*EXERCISE DETAILS:* A word-for-word reproduction of the data below is needed, with no pictures in it.
+++ INFORMATION SHOWN +++
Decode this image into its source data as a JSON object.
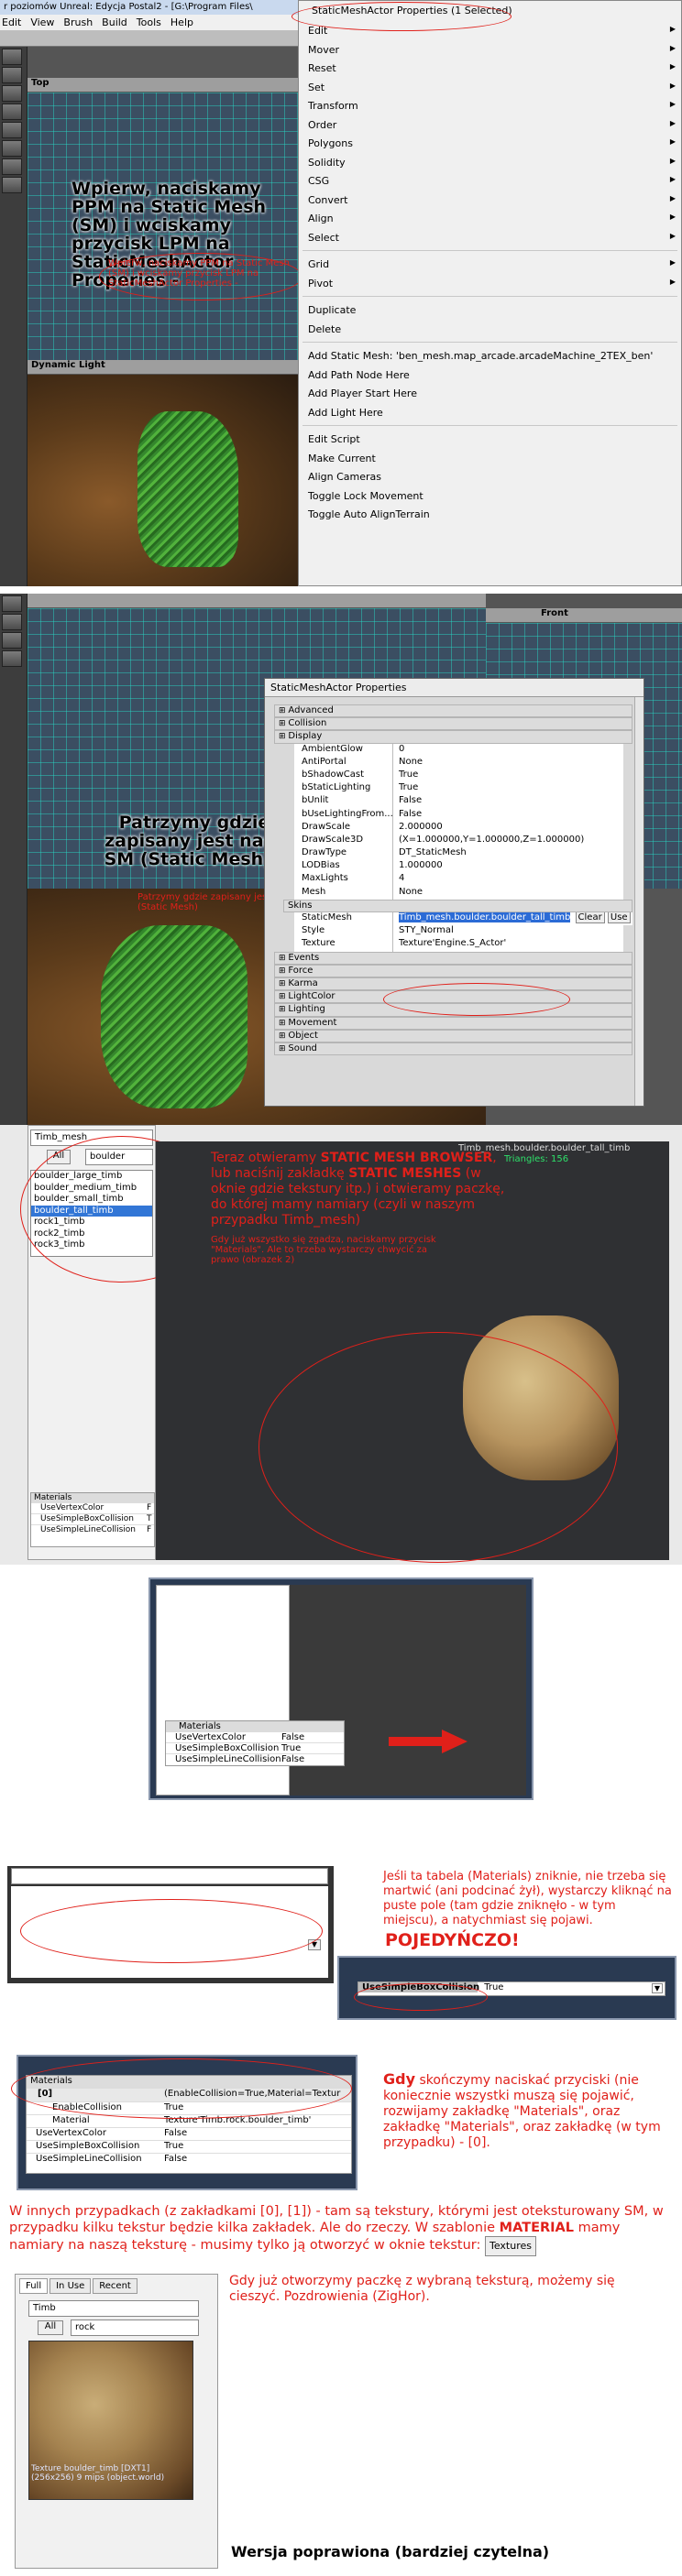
{
  "s1": {
    "title_bar": "r poziomów Unreal: Edycja Postal2 - [G:\\Program Files\\",
    "menubar": [
      "Edit",
      "View",
      "Brush",
      "Build",
      "Tools",
      "Help"
    ],
    "viewport_top_label": "Top",
    "viewport_light_label": "Dynamic Light",
    "caption": "Wpierw, naciskamy PPM na Static Mesh (SM) i wciskamy przycisk LPM na StaticMeshActor Properies -",
    "small_note": "Wpierw, naciskamy PPM na Static Mesh (SM) i wciskamy przycisk LPM na StaticMeshActor Properties -",
    "context_menu": {
      "title": "StaticMeshActor Properties (1 Selected)",
      "group1": [
        {
          "label": "Edit",
          "sub": true
        },
        {
          "label": "Mover",
          "sub": true
        },
        {
          "label": "Reset",
          "sub": true
        },
        {
          "label": "Set",
          "sub": true
        },
        {
          "label": "Transform",
          "sub": true
        },
        {
          "label": "Order",
          "sub": true
        },
        {
          "label": "Polygons",
          "sub": true
        },
        {
          "label": "Solidity",
          "sub": true
        },
        {
          "label": "CSG",
          "sub": true
        },
        {
          "label": "Convert",
          "sub": true
        },
        {
          "label": "Align",
          "sub": true
        },
        {
          "label": "Select",
          "sub": true
        }
      ],
      "group2": [
        {
          "label": "Grid",
          "sub": true
        },
        {
          "label": "Pivot",
          "sub": true
        }
      ],
      "group3": [
        {
          "label": "Duplicate",
          "sub": false
        },
        {
          "label": "Delete",
          "sub": false
        }
      ],
      "group4": [
        {
          "label": "Add Static Mesh: 'ben_mesh.map_arcade.arcadeMachine_2TEX_ben'",
          "sub": false
        },
        {
          "label": "Add Path Node Here",
          "sub": false
        },
        {
          "label": "Add Player Start Here",
          "sub": false
        },
        {
          "label": "Add Light Here",
          "sub": false
        }
      ],
      "group5": [
        {
          "label": "Edit Script",
          "sub": false
        },
        {
          "label": "Make Current",
          "sub": false
        },
        {
          "label": "Align Cameras",
          "sub": false
        },
        {
          "label": "Toggle Lock Movement",
          "sub": false
        },
        {
          "label": "Toggle Auto AlignTerrain",
          "sub": false
        }
      ]
    }
  },
  "s2": {
    "front_label": "Front",
    "caption": "Patrzymy gdzie zapisany jest nasz SM (Static Mesh) -",
    "small_note": "Patrzymy gdzie zapisany jest nasz SM (Static Mesh)",
    "window_title": "StaticMeshActor Properties",
    "cats_top": [
      "Advanced",
      "Collision",
      "Display"
    ],
    "display_rows": [
      {
        "k": "AmbientGlow",
        "v": "0"
      },
      {
        "k": "AntiPortal",
        "v": "None"
      },
      {
        "k": "bShadowCast",
        "v": "True"
      },
      {
        "k": "bStaticLighting",
        "v": "True"
      },
      {
        "k": "bUnlit",
        "v": "False"
      },
      {
        "k": "bUseLightingFrom...",
        "v": "False"
      },
      {
        "k": "DrawScale",
        "v": "2.000000"
      },
      {
        "k": "DrawScale3D",
        "v": "(X=1.000000,Y=1.000000,Z=1.000000)"
      },
      {
        "k": "DrawType",
        "v": "DT_StaticMesh"
      },
      {
        "k": "LODBias",
        "v": "1.000000"
      },
      {
        "k": "MaxLights",
        "v": "4"
      },
      {
        "k": "Mesh",
        "v": "None"
      }
    ],
    "skins_label": "Skins",
    "staticmesh_key": "StaticMesh",
    "staticmesh_val": "Timb_mesh.boulder.boulder_tall_timb",
    "clear_btn": "Clear",
    "use_btn": "Use",
    "more_btn": "...",
    "style_row": {
      "k": "Style",
      "v": "STY_Normal"
    },
    "texture_row": {
      "k": "Texture",
      "v": "Texture'Engine.S_Actor'"
    },
    "cats_bottom": [
      "Events",
      "Force",
      "Karma",
      "LightColor",
      "Lighting",
      "Movement",
      "Object",
      "Sound"
    ]
  },
  "s3": {
    "package_field": "Timb_mesh",
    "filter_all": "All",
    "group_field": "boulder",
    "mesh_list": [
      "boulder_large_timb",
      "boulder_medium_timb",
      "boulder_small_timb",
      "boulder_tall_timb",
      "rock1_timb",
      "rock2_timb",
      "rock3_timb"
    ],
    "selected_index": 3,
    "view_header": "Timb_mesh.boulder.boulder_tall_timb",
    "view_stats": "Triangles: 156",
    "text_pre": "Teraz otwieramy ",
    "text_b1": "STATIC MESH BROWSER",
    "text_mid1": ", lub naciśnij zakładkę ",
    "text_b2": "STATIC MESHES",
    "text_rest": " (w oknie gdzie tekstury itp.) i otwieramy paczkę, do której mamy namiary (czyli w naszym przypadku Timb_mesh)",
    "small_note": "Gdy już wszystko się zgadza, naciskamy przycisk \"Materials\". Ale to trzeba wystarczy chwycić za prawo (obrazek 2)",
    "materials_header": "Materials",
    "materials_rows": [
      {
        "k": "UseVertexColor",
        "v": "F"
      },
      {
        "k": "UseSimpleBoxCollision",
        "v": "T"
      },
      {
        "k": "UseSimpleLineCollision",
        "v": "F"
      }
    ]
  },
  "s4": {
    "materials_header": "Materials",
    "rows": [
      {
        "k": "UseVertexColor",
        "v": "False"
      },
      {
        "k": "UseSimpleBoxCollision",
        "v": "True"
      },
      {
        "k": "UseSimpleLineCollision",
        "v": "False"
      }
    ]
  },
  "s5": {
    "text": "Jeśli ta tabela (Materials) zniknie, nie trzeba się martwić (ani podcinać żył), wystarczy kliknąć na puste pole (tam gdzie zniknęło - w tym miejscu), a natychmiast się pojawi.",
    "bold": "POJEDYŃCZO!",
    "row_key": "UseSimpleBoxCollision",
    "row_val": "True"
  },
  "s6": {
    "materials_header": "Materials",
    "group_key": "[0]",
    "group_val": "(EnableCollision=True,Material=Textur",
    "rows": [
      {
        "k": "EnableCollision",
        "v": "True"
      },
      {
        "k": "Material",
        "v": "Texture'Timb.rock.boulder_timb'"
      },
      {
        "k": "UseVertexColor",
        "v": "False"
      },
      {
        "k": "UseSimpleBoxCollision",
        "v": "True"
      },
      {
        "k": "UseSimpleLineCollision",
        "v": "False"
      }
    ],
    "text_b": "Gdy",
    "text_rest": " skończymy naciskać przyciski (nie koniecznie wszystki muszą się pojawić, rozwijamy zakładkę \"Materials\", oraz zakładkę \"Materials\", oraz zakładkę (w tym przypadku) - [0]."
  },
  "s7": {
    "text_pre": "W innych przypadkach (z zakładkami [0], [1]) - tam są tekstury, którymi jest oteksturowany SM, w przypadku kilku tekstur będzie kilka zakładek. Ale do rzeczy. W szablonie ",
    "text_b": "MATERIAL",
    "text_post": " mamy namiary na naszą teksturę - musimy tylko ją otworzyć w oknie tekstur:",
    "button": "Textures"
  },
  "s8": {
    "tabs": [
      "Full",
      "In Use",
      "Recent"
    ],
    "package_field": "Timb",
    "filter_all": "All",
    "group_field": "rock",
    "thumb_label1": "Texture boulder_timb [DXT1]",
    "thumb_label2": "(256x256) 9 mips (object.world)",
    "text": "Gdy już otworzymy paczkę z wybraną teksturą, możemy się cieszyć. Pozdrowienia (ZigHor).",
    "footer": "Wersja poprawiona (bardziej czytelna)"
  }
}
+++
*RESPONSE BELOW:*
Decode this image into its source data as a JSON object.
{
  "s1": {
    "title_bar": "r poziomów Unreal: Edycja Postal2 - [G:\\Program Files\\",
    "menubar": [
      "Edit",
      "View",
      "Brush",
      "Build",
      "Tools",
      "Help"
    ],
    "viewport_top_label": "Top",
    "viewport_light_label": "Dynamic Light",
    "caption": "Wpierw, naciskamy PPM na Static Mesh (SM) i wciskamy przycisk LPM na StaticMeshActor Properies -",
    "small_note": "Wpierw, naciskamy PPM na Static Mesh (SM) i wciskamy przycisk LPM na StaticMeshActor Properties -",
    "context_menu": {
      "title": "StaticMeshActor Properties (1 Selected)",
      "group1": [
        {
          "label": "Edit",
          "sub": true
        },
        {
          "label": "Mover",
          "sub": true
        },
        {
          "label": "Reset",
          "sub": true
        },
        {
          "label": "Set",
          "sub": true
        },
        {
          "label": "Transform",
          "sub": true
        },
        {
          "label": "Order",
          "sub": true
        },
        {
          "label": "Polygons",
          "sub": true
        },
        {
          "label": "Solidity",
          "sub": true
        },
        {
          "label": "CSG",
          "sub": true
        },
        {
          "label": "Convert",
          "sub": true
        },
        {
          "label": "Align",
          "sub": true
        },
        {
          "label": "Select",
          "sub": true
        }
      ],
      "group2": [
        {
          "label": "Grid",
          "sub": true
        },
        {
          "label": "Pivot",
          "sub": true
        }
      ],
      "group3": [
        {
          "label": "Duplicate",
          "sub": false
        },
        {
          "label": "Delete",
          "sub": false
        }
      ],
      "group4": [
        {
          "label": "Add Static Mesh: 'ben_mesh.map_arcade.arcadeMachine_2TEX_ben'",
          "sub": false
        },
        {
          "label": "Add Path Node Here",
          "sub": false
        },
        {
          "label": "Add Player Start Here",
          "sub": false
        },
        {
          "label": "Add Light Here",
          "sub": false
        }
      ],
      "group5": [
        {
          "label": "Edit Script",
          "sub": false
        },
        {
          "label": "Make Current",
          "sub": false
        },
        {
          "label": "Align Cameras",
          "sub": false
        },
        {
          "label": "Toggle Lock Movement",
          "sub": false
        },
        {
          "label": "Toggle Auto AlignTerrain",
          "sub": false
        }
      ]
    }
  },
  "s2": {
    "front_label": "Front",
    "caption": "Patrzymy gdzie zapisany jest nasz SM (Static Mesh) -",
    "small_note": "Patrzymy gdzie zapisany jest nasz SM (Static Mesh)",
    "window_title": "StaticMeshActor Properties",
    "cats_top": [
      "Advanced",
      "Collision",
      "Display"
    ],
    "display_rows": [
      {
        "k": "AmbientGlow",
        "v": "0"
      },
      {
        "k": "AntiPortal",
        "v": "None"
      },
      {
        "k": "bShadowCast",
        "v": "True"
      },
      {
        "k": "bStaticLighting",
        "v": "True"
      },
      {
        "k": "bUnlit",
        "v": "False"
      },
      {
        "k": "bUseLightingFrom...",
        "v": "False"
      },
      {
        "k": "DrawScale",
        "v": "2.000000"
      },
      {
        "k": "DrawScale3D",
        "v": "(X=1.000000,Y=1.000000,Z=1.000000)"
      },
      {
        "k": "DrawType",
        "v": "DT_StaticMesh"
      },
      {
        "k": "LODBias",
        "v": "1.000000"
      },
      {
        "k": "MaxLights",
        "v": "4"
      },
      {
        "k": "Mesh",
        "v": "None"
      }
    ],
    "skins_label": "Skins",
    "staticmesh_key": "StaticMesh",
    "staticmesh_val": "Timb_mesh.boulder.boulder_tall_timb",
    "clear_btn": "Clear",
    "use_btn": "Use",
    "more_btn": "...",
    "style_row": {
      "k": "Style",
      "v": "STY_Normal"
    },
    "texture_row": {
      "k": "Texture",
      "v": "Texture'Engine.S_Actor'"
    },
    "cats_bottom": [
      "Events",
      "Force",
      "Karma",
      "LightColor",
      "Lighting",
      "Movement",
      "Object",
      "Sound"
    ]
  },
  "s3": {
    "package_field": "Timb_mesh",
    "filter_all": "All",
    "group_field": "boulder",
    "mesh_list": [
      "boulder_large_timb",
      "boulder_medium_timb",
      "boulder_small_timb",
      "boulder_tall_timb",
      "rock1_timb",
      "rock2_timb",
      "rock3_timb"
    ],
    "selected_index": 3,
    "view_header": "Timb_mesh.boulder.boulder_tall_timb",
    "view_stats": "Triangles: 156",
    "text_pre": "Teraz otwieramy ",
    "text_b1": "STATIC MESH BROWSER",
    "text_mid1": ", lub naciśnij zakładkę ",
    "text_b2": "STATIC MESHES",
    "text_rest": " (w oknie gdzie tekstury itp.) i otwieramy paczkę, do której mamy namiary (czyli w naszym przypadku Timb_mesh)",
    "small_note": "Gdy już wszystko się zgadza, naciskamy przycisk \"Materials\". Ale to trzeba wystarczy chwycić za prawo (obrazek 2)",
    "materials_header": "Materials",
    "materials_rows": [
      {
        "k": "UseVertexColor",
        "v": "F"
      },
      {
        "k": "UseSimpleBoxCollision",
        "v": "T"
      },
      {
        "k": "UseSimpleLineCollision",
        "v": "F"
      }
    ]
  },
  "s4": {
    "materials_header": "Materials",
    "rows": [
      {
        "k": "UseVertexColor",
        "v": "False"
      },
      {
        "k": "UseSimpleBoxCollision",
        "v": "True"
      },
      {
        "k": "UseSimpleLineCollision",
        "v": "False"
      }
    ]
  },
  "s5": {
    "text": "Jeśli ta tabela (Materials) zniknie, nie trzeba się martwić (ani podcinać żył), wystarczy kliknąć na puste pole (tam gdzie zniknęło - w tym miejscu), a natychmiast się pojawi.",
    "bold": "POJEDYŃCZO!",
    "row_key": "UseSimpleBoxCollision",
    "row_val": "True"
  },
  "s6": {
    "materials_header": "Materials",
    "group_key": "[0]",
    "group_val": "(EnableCollision=True,Material=Textur",
    "rows": [
      {
        "k": "EnableCollision",
        "v": "True"
      },
      {
        "k": "Material",
        "v": "Texture'Timb.rock.boulder_timb'"
      },
      {
        "k": "UseVertexColor",
        "v": "False"
      },
      {
        "k": "UseSimpleBoxCollision",
        "v": "True"
      },
      {
        "k": "UseSimpleLineCollision",
        "v": "False"
      }
    ],
    "text_b": "Gdy",
    "text_rest": " skończymy naciskać przyciski (nie koniecznie wszystki muszą się pojawić, rozwijamy zakładkę \"Materials\", oraz zakładkę \"Materials\", oraz zakładkę (w tym przypadku) - [0]."
  },
  "s7": {
    "text_pre": "W innych przypadkach (z zakładkami [0], [1]) - tam są tekstury, którymi jest oteksturowany SM, w przypadku kilku tekstur będzie kilka zakładek. Ale do rzeczy. W szablonie ",
    "text_b": "MATERIAL",
    "text_post": " mamy namiary na naszą teksturę - musimy tylko ją otworzyć w oknie tekstur:",
    "button": "Textures"
  },
  "s8": {
    "tabs": [
      "Full",
      "In Use",
      "Recent"
    ],
    "package_field": "Timb",
    "filter_all": "All",
    "group_field": "rock",
    "thumb_label1": "Texture boulder_timb [DXT1]",
    "thumb_label2": "(256x256) 9 mips (object.world)",
    "text": "Gdy już otworzymy paczkę z wybraną teksturą, możemy się cieszyć. Pozdrowienia (ZigHor).",
    "footer": "Wersja poprawiona (bardziej czytelna)"
  }
}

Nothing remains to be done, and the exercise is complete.